- Experience - Extensive skill, knowledge, and experience are needed for these occupations. Many require more than five years of experience. For example, surgeons must complete four years of college and an additional five to seven years of specialized medical training to be able to do their job.
- Psychology - Knowledge of human behavior and performance; individual differences in ability, personality, and interests; learning and motivation; psychological research methods; and the assessment and treatment of behavioral and affective disorders.
- Sociology and Anthropology - Knowledge of group behavior and dynamics, societal trends and influences, human migrations, ethnicity, cultures and their history and origins.
- Law and Government - Knowledge of laws, legal codes, court procedures, precedents, government regulations, executive orders, agency rules, and the democratic political process.
- Geography - Knowledge of principles and methods for describing the features of land, sea, and air masses, including their physical characteristics, locations, interrelationships, and distribution of plant, animal, and human life.
- Administration and Management - Knowledge of business and management principles involved in strategic planning, resource allocation, human resources modeling, leadership technique, production methods, and coordination of people and resources.
- Computers and Electronics - Knowledge of circuit boards, processors, chips, electronic equipment, and computer hardware and software, including applications and programming.
- Education and Training - Knowledge of principles and methods for curriculum and training design, teaching and instruction for individuals and groups, and the measurement of training effects.
- English Language - Knowledge of the structure and content of the English language including the meaning and spelling of words, rules of composition, and grammar.
- Economics and Accounting - Knowledge of economic and accounting principles and practices, the financial markets, banking and the analysis and reporting of financial data.
- Mathematics - Knowledge of arithmetic, algebra, geometry, calculus, statistics, and their applications.
- Reading Comprehension - Understanding written sentences and paragraphs in work related documents.
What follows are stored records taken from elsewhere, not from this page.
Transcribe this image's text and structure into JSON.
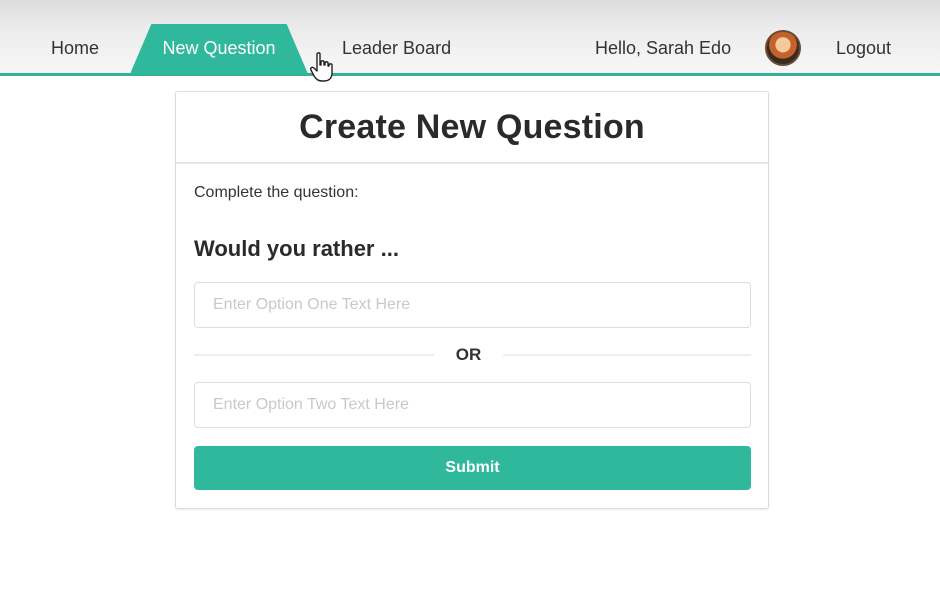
{
  "nav": {
    "home_label": "Home",
    "new_question_label": "New Question",
    "leader_board_label": "Leader Board",
    "greeting": "Hello, Sarah Edo",
    "logout_label": "Logout",
    "active_tab": "New Question"
  },
  "colors": {
    "accent": "#2fb89b",
    "nav_underline": "#3aaf98"
  },
  "icons": {
    "avatar": "user-avatar",
    "cursor": "hand-pointer-icon"
  },
  "form": {
    "title": "Create New Question",
    "instruction": "Complete the question:",
    "prompt": "Would you rather ...",
    "option_one": {
      "value": "",
      "placeholder": "Enter Option One Text Here"
    },
    "separator": "OR",
    "option_two": {
      "value": "",
      "placeholder": "Enter Option Two Text Here"
    },
    "submit_label": "Submit"
  }
}
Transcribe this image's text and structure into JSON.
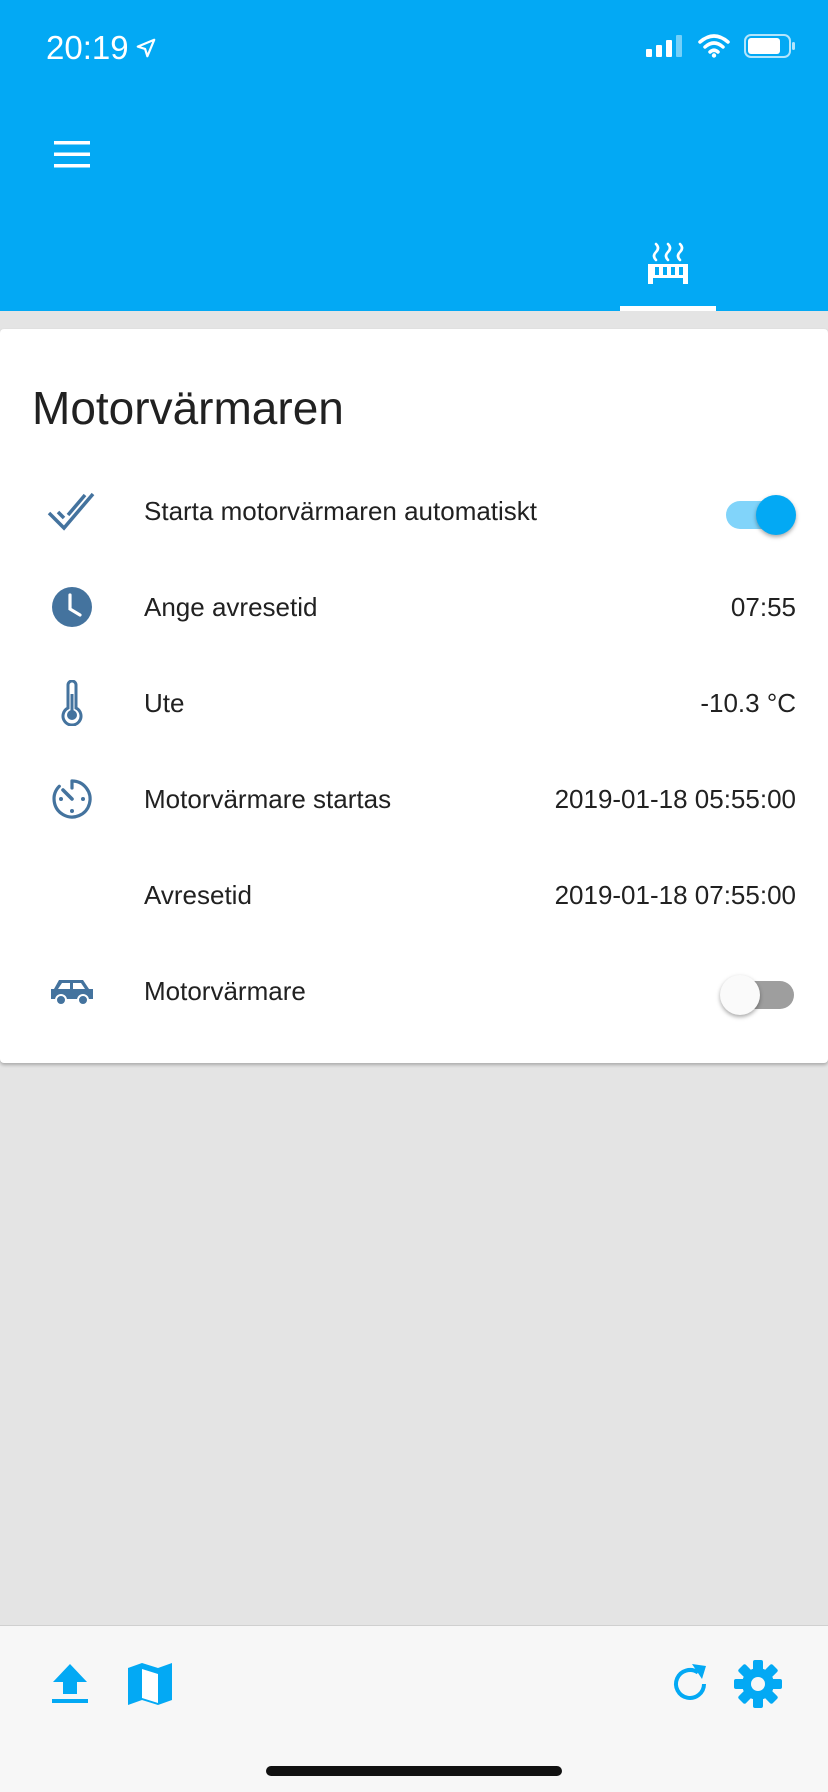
{
  "status_bar": {
    "time": "20:19"
  },
  "header": {
    "active_tab_icon": "radiator-icon"
  },
  "card": {
    "title": "Motorvärmaren",
    "rows": [
      {
        "icon": "check-all-icon",
        "label": "Starta motorvärmaren automatiskt",
        "control": "switch",
        "state": "on"
      },
      {
        "icon": "clock-icon",
        "label": "Ange avresetid",
        "value": "07:55"
      },
      {
        "icon": "thermometer-icon",
        "label": "Ute",
        "value": "-10.3 °C"
      },
      {
        "icon": "timer-icon",
        "label": "Motorvärmare startas",
        "value": "2019-01-18 05:55:00"
      },
      {
        "icon": "",
        "label": "Avresetid",
        "value": "2019-01-18 07:55:00"
      },
      {
        "icon": "car-icon",
        "label": "Motorvärmare",
        "control": "switch",
        "state": "off"
      }
    ]
  },
  "bottom_bar": {
    "left": [
      "upload-icon",
      "map-icon"
    ],
    "right": [
      "refresh-icon",
      "settings-icon"
    ]
  },
  "colors": {
    "accent": "#03a9f4",
    "icon": "#44739e",
    "background": "#e4e4e4"
  }
}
- Active Listening - Giving full attention to what other people are saying, taking time to understand the points being made, asking questions as appropriate, and not interrupting at inappropriate times.
- Writing - Communicating effectively in writing as appropriate for the needs of the audience.
- Speaking - Talking to others to convey information effectively.
- Mathematics - Using mathematics to solve problems.
- Critical Thinking - Using logic and reasoning to identify the strengths and weaknesses of alternative solutions, conclusions or approaches to problems.
- Active Learning - Understanding the implications of new information for both current and future problem-solving and decision-making.
- Learning Strategies - Selecting and using training/instructional methods and procedures appropriate for the situation when learning or teaching new things.
- Monitoring - Monitoring/Assessing performance of yourself, other individuals, or organizations to make improvements or take corrective action.
- Persuasion - Persuading others to change their minds or behavior.
- Complex Problem Solving - Identifying complex problems and reviewing related information to develop and evaluate options and implement solutions.
- Judgment and Decision Making - Considering the relative costs and benefits of potential actions to choose the most appropriate one.
- Systems Analysis - Determining how a system should work and how changes in conditions, operations, and the environment will affect outcomes.
- Systems Evaluation - Identifying measures or indicators of system performance and the actions needed to improve or correct performance, relative to the goals of the system.
- Budget Analysts
- Credit Analysts
- Farm and Home Management Advisors
- Financial Analysts
- Financial Examiners
- Operations Research Analysts
- Purchasing Managers